SUPPLIED RECORDS Start Marker

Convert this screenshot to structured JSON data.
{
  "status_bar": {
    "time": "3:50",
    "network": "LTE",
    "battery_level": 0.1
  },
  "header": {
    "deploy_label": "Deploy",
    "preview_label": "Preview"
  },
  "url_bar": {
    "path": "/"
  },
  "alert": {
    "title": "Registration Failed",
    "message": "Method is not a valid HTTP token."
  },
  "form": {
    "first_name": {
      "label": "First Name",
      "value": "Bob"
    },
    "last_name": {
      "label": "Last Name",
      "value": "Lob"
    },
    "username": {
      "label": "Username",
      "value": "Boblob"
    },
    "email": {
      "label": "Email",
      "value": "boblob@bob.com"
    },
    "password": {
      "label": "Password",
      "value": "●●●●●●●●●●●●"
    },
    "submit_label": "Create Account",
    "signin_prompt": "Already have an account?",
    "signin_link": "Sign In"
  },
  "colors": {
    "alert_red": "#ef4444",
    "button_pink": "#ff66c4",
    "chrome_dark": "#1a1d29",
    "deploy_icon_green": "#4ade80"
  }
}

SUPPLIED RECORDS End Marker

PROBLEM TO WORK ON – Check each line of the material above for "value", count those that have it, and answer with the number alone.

WRITTEN ANSWER – 5